The Cuban medicine was developed at the Genetic Engineering and Biotechnology Centre, its creation was the idea of former Cuban President Fidel Castro.

Interferon is a substance made by cells of the immune system of vertebrate animals and can be produced in large quantities in the laboratory.

Refined from bacteria or yeast it is called recombinant and counteracts viral diseases and is useful in fighting certain types of cancer and other viral diseases such as Covid-19.

Drug administration is by injection, but in China it was applied by nebulization because it is a fast way to reach the lungs and it acts at the early stage of infection.

Cuba has created very prestigious unique medicines, including: Heberprot-P for to cure diabetic foot; the CIMAvax-EFGC vaccine gave hope to the survival of people with lung cancer; PPG is mainly used to lower cholesterol, but it has been shown that it has antiplatelet, antiischemic and antithrombotic effects; VA-MENGOC-BC is the only effective vaccine in the world that attacks meningococci B and C.

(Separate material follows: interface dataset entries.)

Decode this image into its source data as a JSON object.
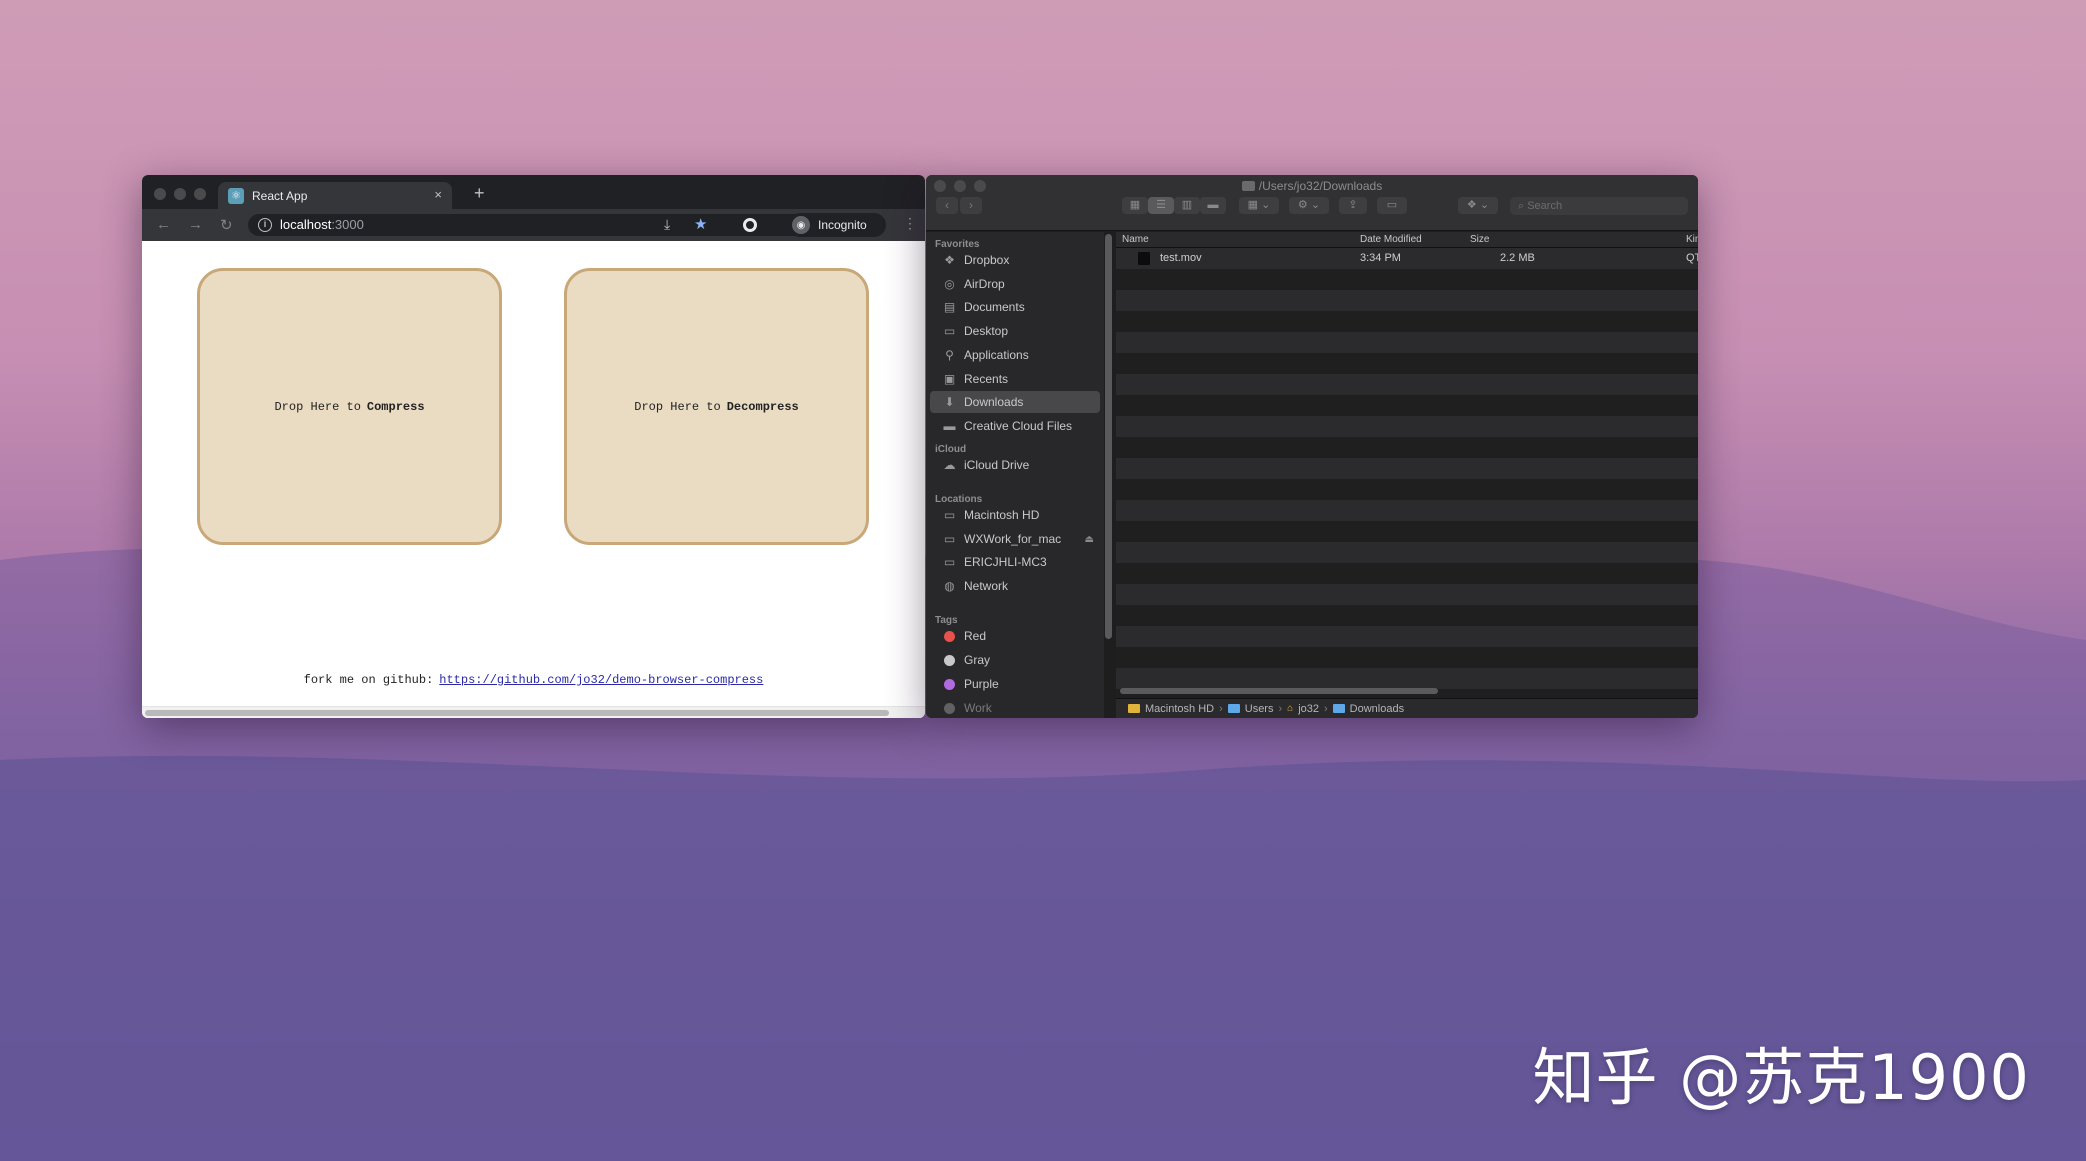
{
  "browser": {
    "tab_title": "React App",
    "tab_close": "×",
    "new_tab": "+",
    "url_host": "localhost",
    "url_port": ":3000",
    "incognito_label": "Incognito",
    "menu_icon": "⋮",
    "compress_prefix": "Drop Here to",
    "compress_action": "Compress",
    "decompress_prefix": "Drop Here to",
    "decompress_action": "Decompress",
    "fork_text": "fork me on github:",
    "fork_link": "https://github.com/jo32/demo-browser-compress"
  },
  "finder": {
    "title": "/Users/jo32/Downloads",
    "search_placeholder": "Search",
    "sidebar": {
      "favorites_heading": "Favorites",
      "favorites": [
        {
          "label": "Dropbox",
          "icon": "dropbox-icon"
        },
        {
          "label": "AirDrop",
          "icon": "airdrop-icon"
        },
        {
          "label": "Documents",
          "icon": "documents-icon"
        },
        {
          "label": "Desktop",
          "icon": "desktop-icon"
        },
        {
          "label": "Applications",
          "icon": "applications-icon"
        },
        {
          "label": "Recents",
          "icon": "recents-icon"
        },
        {
          "label": "Downloads",
          "icon": "downloads-icon"
        },
        {
          "label": "Creative Cloud Files",
          "icon": "folder-icon"
        }
      ],
      "icloud_heading": "iCloud",
      "icloud": [
        {
          "label": "iCloud Drive",
          "icon": "cloud-icon"
        }
      ],
      "locations_heading": "Locations",
      "locations": [
        {
          "label": "Macintosh HD",
          "icon": "disk-icon"
        },
        {
          "label": "WXWork_for_mac",
          "icon": "disk-icon"
        },
        {
          "label": "ERICJHLI-MC3",
          "icon": "computer-icon"
        },
        {
          "label": "Network",
          "icon": "network-icon"
        }
      ],
      "tags_heading": "Tags",
      "tags": [
        {
          "label": "Red",
          "color": "#e5534b"
        },
        {
          "label": "Gray",
          "color": "#c8c8cc"
        },
        {
          "label": "Purple",
          "color": "#b26ae0"
        },
        {
          "label": "Work",
          "color": "#9a9a9e"
        }
      ]
    },
    "columns": {
      "name": "Name",
      "date": "Date Modified",
      "size": "Size",
      "kind": "Kin"
    },
    "files": [
      {
        "name": "test.mov",
        "date": "3:34 PM",
        "size": "2.2 MB",
        "kind": "QT"
      }
    ],
    "path": [
      "Macintosh HD",
      "Users",
      "jo32",
      "Downloads"
    ]
  },
  "watermark": "知乎 @苏克1900"
}
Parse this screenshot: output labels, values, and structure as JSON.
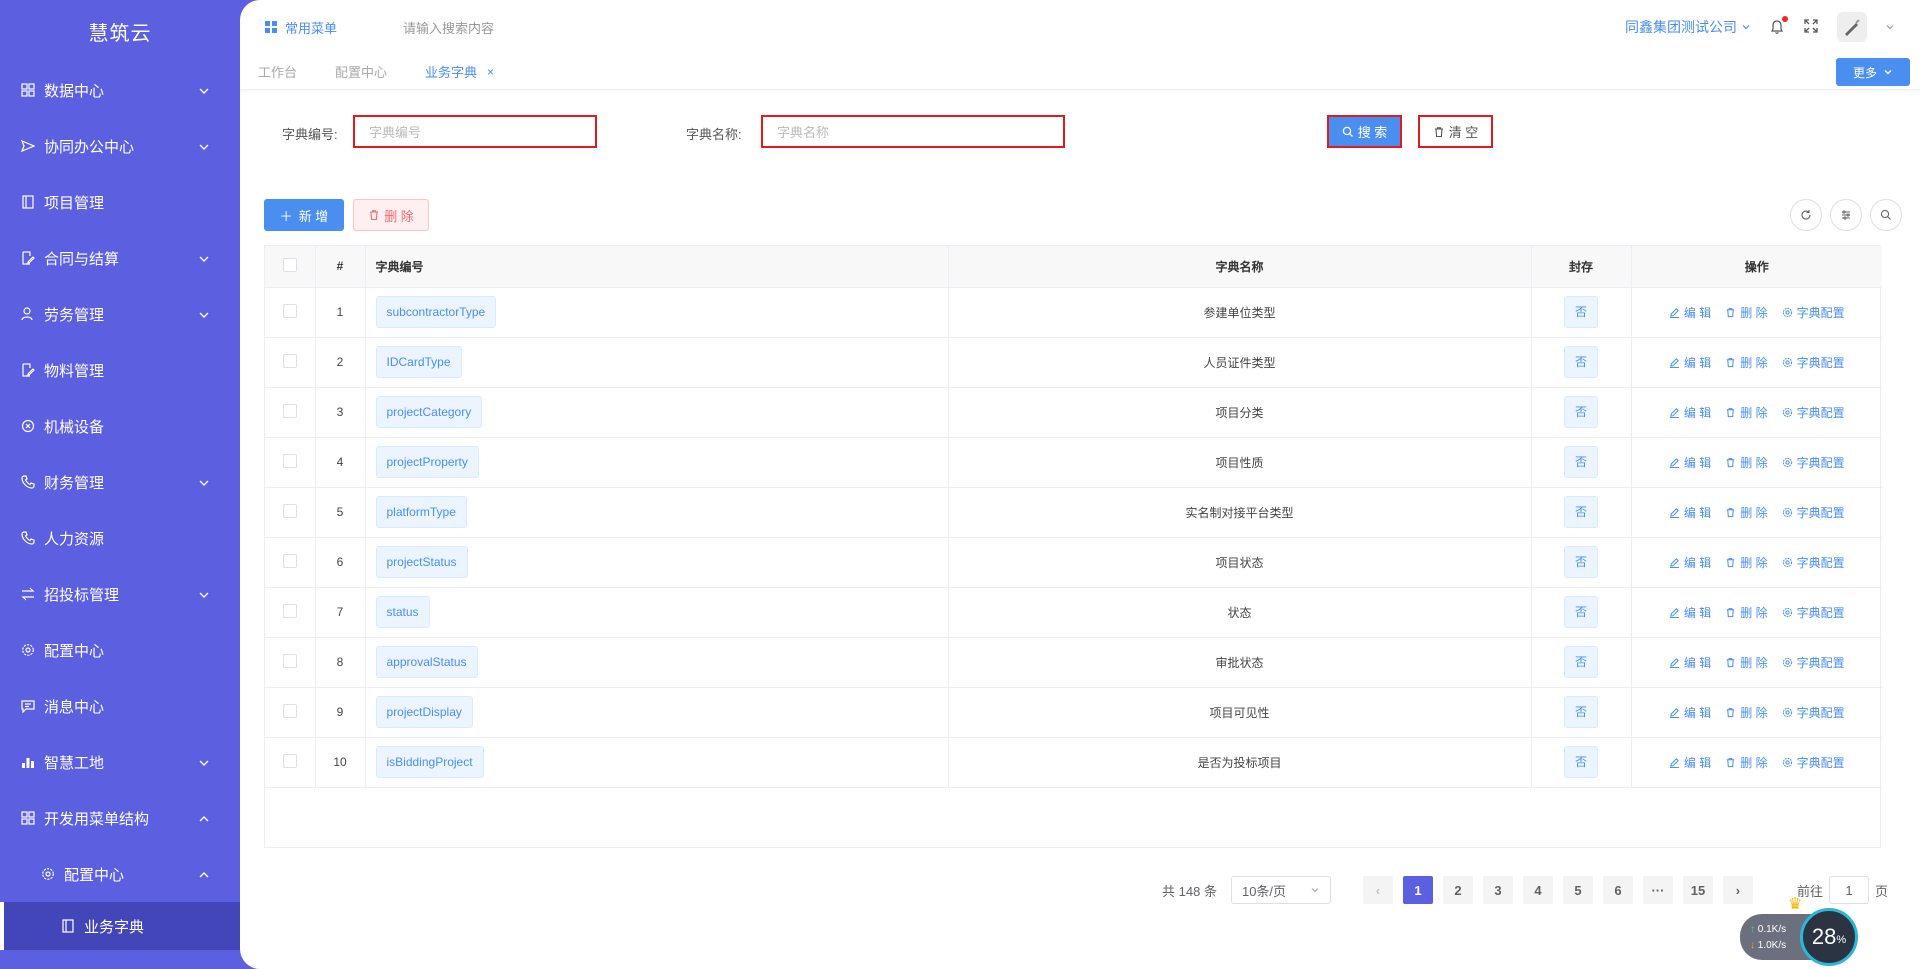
{
  "sidebar": {
    "brand": "慧筑云",
    "items": [
      {
        "label": "数据中心",
        "icon": "grid-icon",
        "expandable": true
      },
      {
        "label": "协同办公中心",
        "icon": "send-icon",
        "expandable": true
      },
      {
        "label": "项目管理",
        "icon": "book-icon",
        "expandable": false
      },
      {
        "label": "合同与结算",
        "icon": "edit-doc-icon",
        "expandable": true
      },
      {
        "label": "劳务管理",
        "icon": "worker-icon",
        "expandable": true
      },
      {
        "label": "物料管理",
        "icon": "edit-doc-icon",
        "expandable": false
      },
      {
        "label": "机械设备",
        "icon": "circle-x-icon",
        "expandable": false
      },
      {
        "label": "财务管理",
        "icon": "phone-icon",
        "expandable": true
      },
      {
        "label": "人力资源",
        "icon": "phone-icon",
        "expandable": false
      },
      {
        "label": "招投标管理",
        "icon": "transfer-icon",
        "expandable": true
      },
      {
        "label": "配置中心",
        "icon": "gear-icon",
        "expandable": false
      },
      {
        "label": "消息中心",
        "icon": "message-icon",
        "expandable": false
      },
      {
        "label": "智慧工地",
        "icon": "bar-chart-icon",
        "expandable": true
      },
      {
        "label": "开发用菜单结构",
        "icon": "grid-icon",
        "expandable": true
      }
    ],
    "sub_item": "配置中心",
    "sub_sub_item": "业务字典"
  },
  "topbar": {
    "common_menu": "常用菜单",
    "search_placeholder": "请输入搜索内容",
    "company": "同鑫集团测试公司"
  },
  "tabs": [
    {
      "label": "工作台"
    },
    {
      "label": "配置中心"
    },
    {
      "label": "业务字典"
    }
  ],
  "more_label": "更多",
  "filter": {
    "code_label": "字典编号:",
    "code_placeholder": "字典编号",
    "name_label": "字典名称:",
    "name_placeholder": "字典名称",
    "search_label": "搜 索",
    "clear_label": "清 空"
  },
  "toolbar": {
    "add_label": "新 增",
    "delete_label": "删 除"
  },
  "table": {
    "headers": [
      "#",
      "字典编号",
      "字典名称",
      "封存",
      "操作"
    ],
    "rows": [
      {
        "idx": "1",
        "code": "subcontractorType",
        "name": "参建单位类型",
        "sealed": "否"
      },
      {
        "idx": "2",
        "code": "IDCardType",
        "name": "人员证件类型",
        "sealed": "否"
      },
      {
        "idx": "3",
        "code": "projectCategory",
        "name": "项目分类",
        "sealed": "否"
      },
      {
        "idx": "4",
        "code": "projectProperty",
        "name": "项目性质",
        "sealed": "否"
      },
      {
        "idx": "5",
        "code": "platformType",
        "name": "实名制对接平台类型",
        "sealed": "否"
      },
      {
        "idx": "6",
        "code": "projectStatus",
        "name": "项目状态",
        "sealed": "否"
      },
      {
        "idx": "7",
        "code": "status",
        "name": "状态",
        "sealed": "否"
      },
      {
        "idx": "8",
        "code": "approvalStatus",
        "name": "审批状态",
        "sealed": "否"
      },
      {
        "idx": "9",
        "code": "projectDisplay",
        "name": "项目可见性",
        "sealed": "否"
      },
      {
        "idx": "10",
        "code": "isBiddingProject",
        "name": "是否为投标项目",
        "sealed": "否"
      }
    ],
    "ops": {
      "edit": "编 辑",
      "delete": "删 除",
      "config": "字典配置"
    }
  },
  "pagination": {
    "total": "共 148 条",
    "page_size": "10条/页",
    "pages": [
      "1",
      "2",
      "3",
      "4",
      "5",
      "6",
      "···",
      "15"
    ],
    "goto_label": "前往",
    "goto_value": "1",
    "page_unit": "页"
  },
  "net_widget": {
    "up": "0.1K/s",
    "down": "1.0K/s",
    "percent": "28",
    "percent_unit": "%"
  },
  "colors": {
    "sidebar": "#5b5fe0",
    "primary": "#4a8ef0",
    "highlight_border": "#e01b1b"
  }
}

The world is going through an unprecedented health crisis and although KARICULTURE.NET is a magazine dedicated to culture and traditions in the Caribbean islands, we publish this article written by our Cuba correspondent, Amelia Duarte de la Rosa, to show our solidarity.